Seattle City Councilmember Sally Bagshaw has a plan to shelter 1,000 homeless Seattleites: She wants religious institutions and nonprofits to offer them hospitality. She said her plan will cost $5 million, and it can be implemented in 2015.
“I want to do it now,” said Bagshaw in her City Hall office. “This is my recommendation for this budget.”
The city council is currently considering Mayor Ed Murray’s proposed $2 billion budget for 2015-16.
Bagshaw’s plan models itself on an existing city program, Road to Housing. Started in 2012, Road to Housing connects people living in their cars with churches. The car campers can park their vehicles overnight in church parking lots and use the churches’ bathrooms and sometimes their kitchens. After two-and-a-half years in operation, Road to Housing serves 15 car campers at five churches.
Bagshaw said she would not ask institutions to set up formal homeless shelters, but instead to host one to five people.
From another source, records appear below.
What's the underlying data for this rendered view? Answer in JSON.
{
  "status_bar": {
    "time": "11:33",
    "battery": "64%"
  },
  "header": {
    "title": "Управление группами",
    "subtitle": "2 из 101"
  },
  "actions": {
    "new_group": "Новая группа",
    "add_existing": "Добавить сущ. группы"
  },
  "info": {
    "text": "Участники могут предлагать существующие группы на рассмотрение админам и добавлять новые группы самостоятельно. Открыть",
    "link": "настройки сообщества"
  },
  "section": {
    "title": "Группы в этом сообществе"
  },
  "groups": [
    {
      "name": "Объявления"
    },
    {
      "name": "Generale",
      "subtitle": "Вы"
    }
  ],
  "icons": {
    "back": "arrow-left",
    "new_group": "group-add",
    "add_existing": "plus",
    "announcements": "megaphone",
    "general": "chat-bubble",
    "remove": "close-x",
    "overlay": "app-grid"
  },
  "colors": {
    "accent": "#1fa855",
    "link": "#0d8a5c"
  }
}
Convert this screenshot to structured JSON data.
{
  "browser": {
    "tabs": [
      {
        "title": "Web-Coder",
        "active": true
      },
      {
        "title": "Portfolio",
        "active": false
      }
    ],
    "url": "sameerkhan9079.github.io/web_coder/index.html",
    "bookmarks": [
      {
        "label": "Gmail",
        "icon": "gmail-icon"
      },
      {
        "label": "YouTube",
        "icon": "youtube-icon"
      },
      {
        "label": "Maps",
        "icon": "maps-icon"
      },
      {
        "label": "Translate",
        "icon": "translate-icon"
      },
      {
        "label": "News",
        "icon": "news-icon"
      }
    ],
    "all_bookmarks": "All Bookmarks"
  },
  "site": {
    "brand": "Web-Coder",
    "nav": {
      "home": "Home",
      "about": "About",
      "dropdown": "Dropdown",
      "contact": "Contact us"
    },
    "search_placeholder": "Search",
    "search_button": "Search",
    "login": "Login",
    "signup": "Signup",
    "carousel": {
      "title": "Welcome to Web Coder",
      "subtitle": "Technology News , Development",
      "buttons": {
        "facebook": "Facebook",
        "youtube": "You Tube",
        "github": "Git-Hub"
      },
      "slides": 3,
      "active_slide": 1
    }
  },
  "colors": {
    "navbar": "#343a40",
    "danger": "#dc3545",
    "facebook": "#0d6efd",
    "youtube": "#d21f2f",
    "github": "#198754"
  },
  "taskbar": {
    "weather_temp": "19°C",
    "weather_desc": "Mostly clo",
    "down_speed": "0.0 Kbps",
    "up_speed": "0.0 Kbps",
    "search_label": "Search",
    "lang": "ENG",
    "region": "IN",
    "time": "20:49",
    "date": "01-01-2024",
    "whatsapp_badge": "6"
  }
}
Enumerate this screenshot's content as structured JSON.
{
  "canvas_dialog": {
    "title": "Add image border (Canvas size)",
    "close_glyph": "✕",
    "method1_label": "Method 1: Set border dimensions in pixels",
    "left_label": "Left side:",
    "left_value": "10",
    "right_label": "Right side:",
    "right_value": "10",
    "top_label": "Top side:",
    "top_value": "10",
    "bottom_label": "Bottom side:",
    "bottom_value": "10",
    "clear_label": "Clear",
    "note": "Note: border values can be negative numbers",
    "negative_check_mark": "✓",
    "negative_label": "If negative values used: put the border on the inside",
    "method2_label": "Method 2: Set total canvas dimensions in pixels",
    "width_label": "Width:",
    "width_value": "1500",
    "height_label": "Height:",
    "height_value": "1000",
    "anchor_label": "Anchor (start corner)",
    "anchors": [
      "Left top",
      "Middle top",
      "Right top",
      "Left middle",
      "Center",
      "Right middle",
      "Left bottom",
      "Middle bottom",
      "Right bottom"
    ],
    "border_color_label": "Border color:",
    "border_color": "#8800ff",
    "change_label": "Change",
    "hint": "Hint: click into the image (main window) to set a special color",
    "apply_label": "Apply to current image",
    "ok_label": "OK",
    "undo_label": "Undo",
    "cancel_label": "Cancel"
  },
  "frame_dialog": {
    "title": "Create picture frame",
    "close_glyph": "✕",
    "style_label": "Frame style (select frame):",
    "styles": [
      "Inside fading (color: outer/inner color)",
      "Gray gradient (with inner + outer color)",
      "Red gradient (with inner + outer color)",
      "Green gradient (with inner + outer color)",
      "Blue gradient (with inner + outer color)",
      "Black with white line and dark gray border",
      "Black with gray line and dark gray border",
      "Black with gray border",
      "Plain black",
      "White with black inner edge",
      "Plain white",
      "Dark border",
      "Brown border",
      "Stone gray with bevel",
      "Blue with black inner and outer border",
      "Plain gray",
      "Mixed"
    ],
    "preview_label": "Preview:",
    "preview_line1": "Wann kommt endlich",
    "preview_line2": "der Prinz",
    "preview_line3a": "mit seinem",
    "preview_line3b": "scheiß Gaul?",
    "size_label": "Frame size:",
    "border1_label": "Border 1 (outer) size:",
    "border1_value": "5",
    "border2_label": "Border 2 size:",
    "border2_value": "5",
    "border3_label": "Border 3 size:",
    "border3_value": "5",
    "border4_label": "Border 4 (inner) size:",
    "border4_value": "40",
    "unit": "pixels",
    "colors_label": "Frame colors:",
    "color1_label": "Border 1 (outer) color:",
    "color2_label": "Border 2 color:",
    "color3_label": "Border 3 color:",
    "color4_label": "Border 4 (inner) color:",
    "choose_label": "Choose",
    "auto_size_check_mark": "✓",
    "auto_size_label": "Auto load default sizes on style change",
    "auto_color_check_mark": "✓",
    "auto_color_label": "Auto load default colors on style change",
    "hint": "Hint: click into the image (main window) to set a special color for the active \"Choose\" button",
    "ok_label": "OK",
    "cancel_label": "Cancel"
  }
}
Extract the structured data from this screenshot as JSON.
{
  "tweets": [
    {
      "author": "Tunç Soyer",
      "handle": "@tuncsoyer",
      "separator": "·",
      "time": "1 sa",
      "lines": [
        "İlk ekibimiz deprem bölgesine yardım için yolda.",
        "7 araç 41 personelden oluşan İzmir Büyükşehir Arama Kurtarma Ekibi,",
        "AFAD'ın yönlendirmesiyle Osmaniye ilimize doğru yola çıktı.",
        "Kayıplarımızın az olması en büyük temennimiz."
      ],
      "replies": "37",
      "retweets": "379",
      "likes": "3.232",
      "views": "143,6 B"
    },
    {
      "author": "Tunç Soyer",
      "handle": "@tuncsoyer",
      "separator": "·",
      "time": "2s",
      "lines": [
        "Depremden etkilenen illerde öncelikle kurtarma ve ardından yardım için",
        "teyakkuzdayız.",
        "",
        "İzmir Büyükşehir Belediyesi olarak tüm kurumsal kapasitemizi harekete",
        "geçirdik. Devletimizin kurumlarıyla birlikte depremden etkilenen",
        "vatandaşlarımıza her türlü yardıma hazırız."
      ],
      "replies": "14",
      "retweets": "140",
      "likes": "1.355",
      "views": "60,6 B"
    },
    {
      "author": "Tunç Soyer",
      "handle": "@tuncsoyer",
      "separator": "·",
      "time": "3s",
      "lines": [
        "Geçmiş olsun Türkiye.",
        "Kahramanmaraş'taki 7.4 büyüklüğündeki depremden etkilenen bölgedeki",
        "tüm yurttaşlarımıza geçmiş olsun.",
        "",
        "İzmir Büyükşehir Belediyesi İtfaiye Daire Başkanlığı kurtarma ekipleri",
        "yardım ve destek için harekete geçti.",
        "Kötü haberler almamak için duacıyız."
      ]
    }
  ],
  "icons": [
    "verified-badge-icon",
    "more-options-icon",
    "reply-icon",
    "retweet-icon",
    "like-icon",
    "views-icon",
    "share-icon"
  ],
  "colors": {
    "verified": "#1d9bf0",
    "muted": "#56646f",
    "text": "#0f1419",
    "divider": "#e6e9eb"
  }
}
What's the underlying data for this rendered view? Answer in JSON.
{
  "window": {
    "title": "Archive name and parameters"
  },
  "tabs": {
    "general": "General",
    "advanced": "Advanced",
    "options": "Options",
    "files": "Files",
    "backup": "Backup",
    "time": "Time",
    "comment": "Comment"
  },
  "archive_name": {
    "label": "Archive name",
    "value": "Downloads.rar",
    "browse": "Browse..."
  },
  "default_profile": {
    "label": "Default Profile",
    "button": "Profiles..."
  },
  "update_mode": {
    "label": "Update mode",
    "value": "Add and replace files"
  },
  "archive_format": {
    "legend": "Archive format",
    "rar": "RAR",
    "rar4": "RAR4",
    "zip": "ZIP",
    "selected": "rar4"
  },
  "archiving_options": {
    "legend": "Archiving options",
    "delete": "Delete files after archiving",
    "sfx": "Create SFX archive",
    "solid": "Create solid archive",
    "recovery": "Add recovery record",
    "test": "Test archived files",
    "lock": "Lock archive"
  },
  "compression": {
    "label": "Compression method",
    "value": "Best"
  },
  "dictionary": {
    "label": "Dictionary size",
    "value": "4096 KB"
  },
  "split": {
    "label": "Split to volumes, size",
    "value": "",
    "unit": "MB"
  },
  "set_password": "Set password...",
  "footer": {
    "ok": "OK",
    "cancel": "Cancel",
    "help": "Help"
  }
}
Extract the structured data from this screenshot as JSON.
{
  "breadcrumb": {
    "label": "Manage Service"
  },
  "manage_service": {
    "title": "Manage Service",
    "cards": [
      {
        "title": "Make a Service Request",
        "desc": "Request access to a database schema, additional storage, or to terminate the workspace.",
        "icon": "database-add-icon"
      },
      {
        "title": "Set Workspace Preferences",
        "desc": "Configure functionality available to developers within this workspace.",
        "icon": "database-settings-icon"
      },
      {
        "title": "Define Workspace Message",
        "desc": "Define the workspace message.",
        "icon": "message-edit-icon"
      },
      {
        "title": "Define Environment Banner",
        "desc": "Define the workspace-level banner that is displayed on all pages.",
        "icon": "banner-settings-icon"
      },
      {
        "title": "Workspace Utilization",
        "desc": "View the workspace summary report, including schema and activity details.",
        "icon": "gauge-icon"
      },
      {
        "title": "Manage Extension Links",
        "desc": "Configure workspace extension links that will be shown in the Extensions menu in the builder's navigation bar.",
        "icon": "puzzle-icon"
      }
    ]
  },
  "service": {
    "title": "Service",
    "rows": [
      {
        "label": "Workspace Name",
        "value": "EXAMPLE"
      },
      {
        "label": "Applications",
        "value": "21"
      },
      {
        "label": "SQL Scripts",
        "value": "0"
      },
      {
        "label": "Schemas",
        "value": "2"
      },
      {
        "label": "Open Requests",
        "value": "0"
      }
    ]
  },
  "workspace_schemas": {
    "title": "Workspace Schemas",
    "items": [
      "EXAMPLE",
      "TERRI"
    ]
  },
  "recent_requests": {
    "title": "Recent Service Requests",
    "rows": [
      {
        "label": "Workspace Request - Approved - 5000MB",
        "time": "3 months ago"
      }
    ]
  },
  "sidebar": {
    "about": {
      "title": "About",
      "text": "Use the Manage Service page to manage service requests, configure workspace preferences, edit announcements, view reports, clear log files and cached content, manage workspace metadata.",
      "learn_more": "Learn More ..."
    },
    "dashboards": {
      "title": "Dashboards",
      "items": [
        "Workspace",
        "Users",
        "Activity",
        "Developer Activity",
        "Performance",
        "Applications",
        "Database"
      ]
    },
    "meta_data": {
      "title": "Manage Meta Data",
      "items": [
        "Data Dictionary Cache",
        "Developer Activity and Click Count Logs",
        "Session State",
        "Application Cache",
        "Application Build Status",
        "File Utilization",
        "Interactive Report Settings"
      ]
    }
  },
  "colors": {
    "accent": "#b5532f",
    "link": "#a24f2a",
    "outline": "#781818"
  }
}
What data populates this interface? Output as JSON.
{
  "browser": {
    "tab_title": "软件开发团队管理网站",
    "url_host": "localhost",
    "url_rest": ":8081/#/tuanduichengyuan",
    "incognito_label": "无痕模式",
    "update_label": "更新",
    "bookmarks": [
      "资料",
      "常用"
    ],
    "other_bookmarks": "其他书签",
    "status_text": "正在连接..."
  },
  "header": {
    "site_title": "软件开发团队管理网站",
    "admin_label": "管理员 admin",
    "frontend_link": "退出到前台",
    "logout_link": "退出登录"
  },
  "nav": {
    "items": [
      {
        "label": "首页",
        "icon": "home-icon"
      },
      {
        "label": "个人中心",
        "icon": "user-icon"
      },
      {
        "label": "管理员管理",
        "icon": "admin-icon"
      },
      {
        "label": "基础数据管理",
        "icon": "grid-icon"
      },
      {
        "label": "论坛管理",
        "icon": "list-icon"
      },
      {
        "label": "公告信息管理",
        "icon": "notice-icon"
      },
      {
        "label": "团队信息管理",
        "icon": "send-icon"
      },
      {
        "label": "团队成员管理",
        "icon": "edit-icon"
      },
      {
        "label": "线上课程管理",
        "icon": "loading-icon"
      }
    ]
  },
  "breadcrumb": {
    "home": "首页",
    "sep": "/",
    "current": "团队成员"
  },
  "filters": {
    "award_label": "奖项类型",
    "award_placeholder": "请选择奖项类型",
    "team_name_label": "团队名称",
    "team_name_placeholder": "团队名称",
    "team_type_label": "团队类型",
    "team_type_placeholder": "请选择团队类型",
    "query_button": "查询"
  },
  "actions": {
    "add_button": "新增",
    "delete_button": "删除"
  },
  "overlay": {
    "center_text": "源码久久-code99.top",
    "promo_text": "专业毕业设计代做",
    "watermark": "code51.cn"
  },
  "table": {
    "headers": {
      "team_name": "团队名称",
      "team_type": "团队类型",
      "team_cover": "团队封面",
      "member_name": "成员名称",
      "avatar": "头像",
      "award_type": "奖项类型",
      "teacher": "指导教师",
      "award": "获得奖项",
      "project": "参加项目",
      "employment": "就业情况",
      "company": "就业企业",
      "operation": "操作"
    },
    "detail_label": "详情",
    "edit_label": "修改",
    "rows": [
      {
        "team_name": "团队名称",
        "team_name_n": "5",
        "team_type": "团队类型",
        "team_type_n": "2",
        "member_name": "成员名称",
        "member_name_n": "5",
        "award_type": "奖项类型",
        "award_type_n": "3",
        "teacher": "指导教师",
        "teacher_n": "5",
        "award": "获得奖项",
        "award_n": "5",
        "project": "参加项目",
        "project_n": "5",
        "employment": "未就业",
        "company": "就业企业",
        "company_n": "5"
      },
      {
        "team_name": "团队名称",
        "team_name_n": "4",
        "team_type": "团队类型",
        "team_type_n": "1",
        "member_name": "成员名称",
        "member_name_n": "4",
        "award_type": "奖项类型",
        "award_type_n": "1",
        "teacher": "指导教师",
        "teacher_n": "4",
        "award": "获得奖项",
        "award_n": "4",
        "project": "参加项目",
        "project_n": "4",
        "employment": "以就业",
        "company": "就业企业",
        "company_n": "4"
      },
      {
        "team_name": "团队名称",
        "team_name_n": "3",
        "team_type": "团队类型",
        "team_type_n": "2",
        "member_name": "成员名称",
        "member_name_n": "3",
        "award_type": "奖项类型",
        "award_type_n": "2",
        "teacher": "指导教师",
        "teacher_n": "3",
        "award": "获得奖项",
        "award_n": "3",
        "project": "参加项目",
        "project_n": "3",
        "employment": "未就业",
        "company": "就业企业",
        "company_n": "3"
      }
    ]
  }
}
They would include car campers and people currently living outside. The people might sleep in a fellowship hall, meeting room or a church basement. It would be a radical change in how city government tries to shelter the homeless.
“We’ll have money available,” said Bagshaw, “if [the churches and nonprofits] would be willing to take people onto their properties.”
Councilmember Mike O’Brien established Road to Housing to provide safe spaces for people living in vehicles. “We should be doing more for the homeless,” he said. “Shelter is always a priority.”
O’Brien said his experience with the program has taught him it’s difficult to get city bureaucrats to work with church congregations. “One of the biggest challenges Road to Housing has faced is having the capacity to work with churches,” he said. “When I look at the model Councilmember Bagshaw has roughed out, that’s 200 churches. That’s a lot of churches. And it’s one thing to have folks in a parking lot; it’s another to have them inside the church.”
O’Brien expressed pessimism about Bagshaw’s budget request. “Five million dollars is probably unrealistic in this budget cycle,” he said.
Our Redeemer’s Lutheran Church was the first church to participate in Road to Home, said senior pastor Katherine Hawks, who now heads the church’s program. She said she loves it, although she admits it was hard to set up. “It took about a year,” she said.
Hawks gave credit to retired pastor Steve Grumm for negotiating with the church’s congregation, city government and neighbors. “Part of what Our Redeemer’s had to offer was Steve. Someone who had the time and patience,” she said.
Located in Ballard, the church has five parking spaces for car campers. Hawks said, “If it’s cold, people can stay in the fellowship hall.”
She voiced enthusiasm about Bagshaw’s idea to create a much larger program on the Road-to-Home model.
“Go for it!” she said. “I’d say to congregations, ‘This is a gift for you. You are going to meet Christ in the interactions you have.’”